* DATASET ENTRIES
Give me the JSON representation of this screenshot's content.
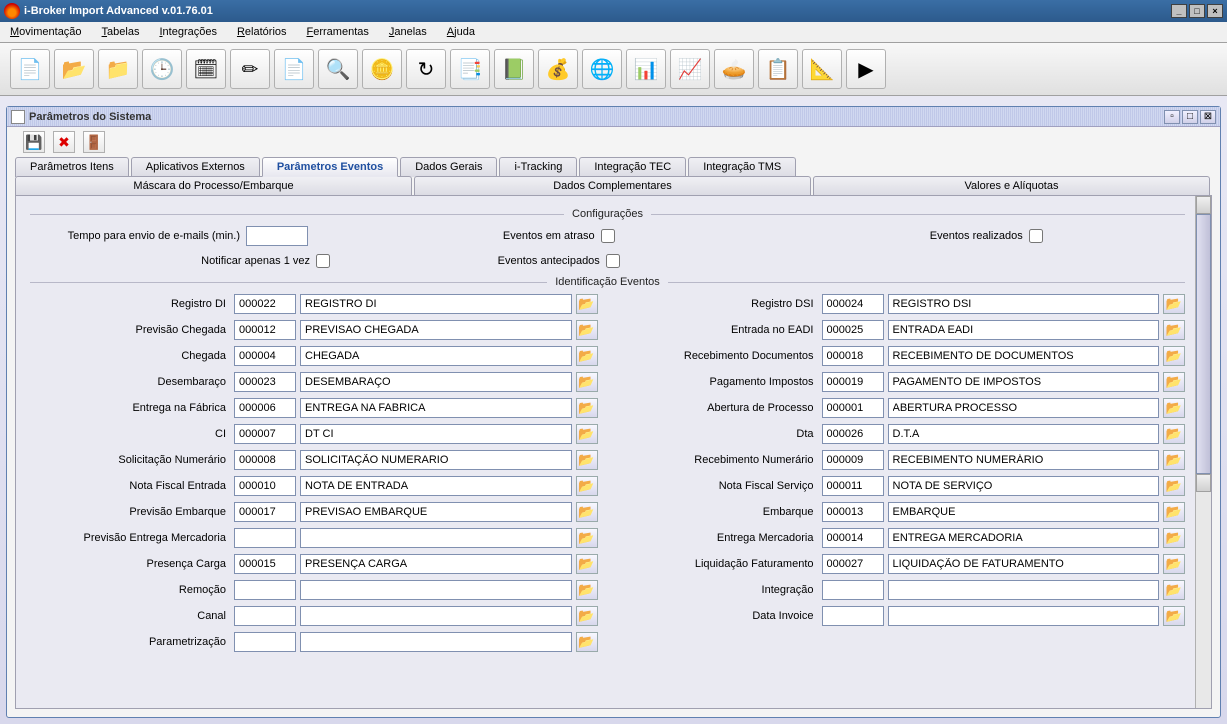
{
  "window": {
    "title": "i-Broker Import Advanced v.01.76.01"
  },
  "menu": [
    "Movimentação",
    "Tabelas",
    "Integrações",
    "Relatórios",
    "Ferramentas",
    "Janelas",
    "Ajuda"
  ],
  "toolbarIcons": [
    "📄",
    "📂",
    "📁",
    "🕒",
    "🗓",
    "✏",
    "📄",
    "🔍",
    "🪙",
    "↻",
    "📑",
    "📗",
    "💰",
    "🌐",
    "📊",
    "📈",
    "🥧",
    "📋",
    "📐",
    "▶"
  ],
  "internal": {
    "title": "Parâmetros do Sistema"
  },
  "tabsTop": [
    "Parâmetros Itens",
    "Aplicativos Externos",
    "Parâmetros Eventos",
    "Dados Gerais",
    "i-Tracking",
    "Integração TEC",
    "Integração TMS"
  ],
  "tabsTopActive": 2,
  "tabsBottom": [
    "Máscara do Processo/Embarque",
    "Dados Complementares",
    "Valores e Alíquotas"
  ],
  "section1": "Configurações",
  "configLabels": {
    "tempo": "Tempo para envio de e-mails (min.)",
    "notificar": "Notificar apenas 1 vez",
    "atraso": "Eventos em atraso",
    "antecipados": "Eventos antecipados",
    "realizados": "Eventos realizados"
  },
  "configValues": {
    "tempo": ""
  },
  "section2": "Identificação Eventos",
  "eventsLeft": [
    {
      "label": "Registro DI",
      "code": "000022",
      "desc": "REGISTRO DI"
    },
    {
      "label": "Previsão Chegada",
      "code": "000012",
      "desc": "PREVISAO CHEGADA"
    },
    {
      "label": "Chegada",
      "code": "000004",
      "desc": "CHEGADA"
    },
    {
      "label": "Desembaraço",
      "code": "000023",
      "desc": "DESEMBARAÇO"
    },
    {
      "label": "Entrega na Fábrica",
      "code": "000006",
      "desc": "ENTREGA NA FABRICA"
    },
    {
      "label": "CI",
      "code": "000007",
      "desc": "DT CI"
    },
    {
      "label": "Solicitação Numerário",
      "code": "000008",
      "desc": "SOLICITAÇÃO NUMERARIO"
    },
    {
      "label": "Nota Fiscal Entrada",
      "code": "000010",
      "desc": "NOTA DE ENTRADA"
    },
    {
      "label": "Previsão Embarque",
      "code": "000017",
      "desc": "PREVISAO EMBARQUE"
    },
    {
      "label": "Previsão Entrega Mercadoria",
      "code": "",
      "desc": ""
    },
    {
      "label": "Presença Carga",
      "code": "000015",
      "desc": "PRESENÇA CARGA"
    },
    {
      "label": "Remoção",
      "code": "",
      "desc": ""
    },
    {
      "label": "Canal",
      "code": "",
      "desc": ""
    },
    {
      "label": "Parametrização",
      "code": "",
      "desc": ""
    }
  ],
  "eventsRight": [
    {
      "label": "Registro DSI",
      "code": "000024",
      "desc": "REGISTRO DSI"
    },
    {
      "label": "Entrada no EADI",
      "code": "000025",
      "desc": "ENTRADA EADI"
    },
    {
      "label": "Recebimento Documentos",
      "code": "000018",
      "desc": "RECEBIMENTO DE DOCUMENTOS"
    },
    {
      "label": "Pagamento Impostos",
      "code": "000019",
      "desc": "PAGAMENTO DE IMPOSTOS"
    },
    {
      "label": "Abertura de Processo",
      "code": "000001",
      "desc": "ABERTURA PROCESSO"
    },
    {
      "label": "Dta",
      "code": "000026",
      "desc": "D.T.A"
    },
    {
      "label": "Recebimento Numerário",
      "code": "000009",
      "desc": "RECEBIMENTO NUMERÁRIO"
    },
    {
      "label": "Nota Fiscal Serviço",
      "code": "000011",
      "desc": "NOTA DE SERVIÇO"
    },
    {
      "label": "Embarque",
      "code": "000013",
      "desc": "EMBARQUE"
    },
    {
      "label": "Entrega Mercadoria",
      "code": "000014",
      "desc": "ENTREGA MERCADORIA"
    },
    {
      "label": "Liquidação Faturamento",
      "code": "000027",
      "desc": "LIQUIDAÇÃO DE FATURAMENTO"
    },
    {
      "label": "Integração",
      "code": "",
      "desc": ""
    },
    {
      "label": "Data Invoice",
      "code": "",
      "desc": ""
    }
  ]
}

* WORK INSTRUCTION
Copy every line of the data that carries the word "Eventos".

* EXERCISE SOLUTION
    "Parâmetros Eventos",
    "atraso": "Eventos em atraso",
    "antecipados": "Eventos antecipados",
    "realizados": "Eventos realizados"
  "section2": "Identificação Eventos",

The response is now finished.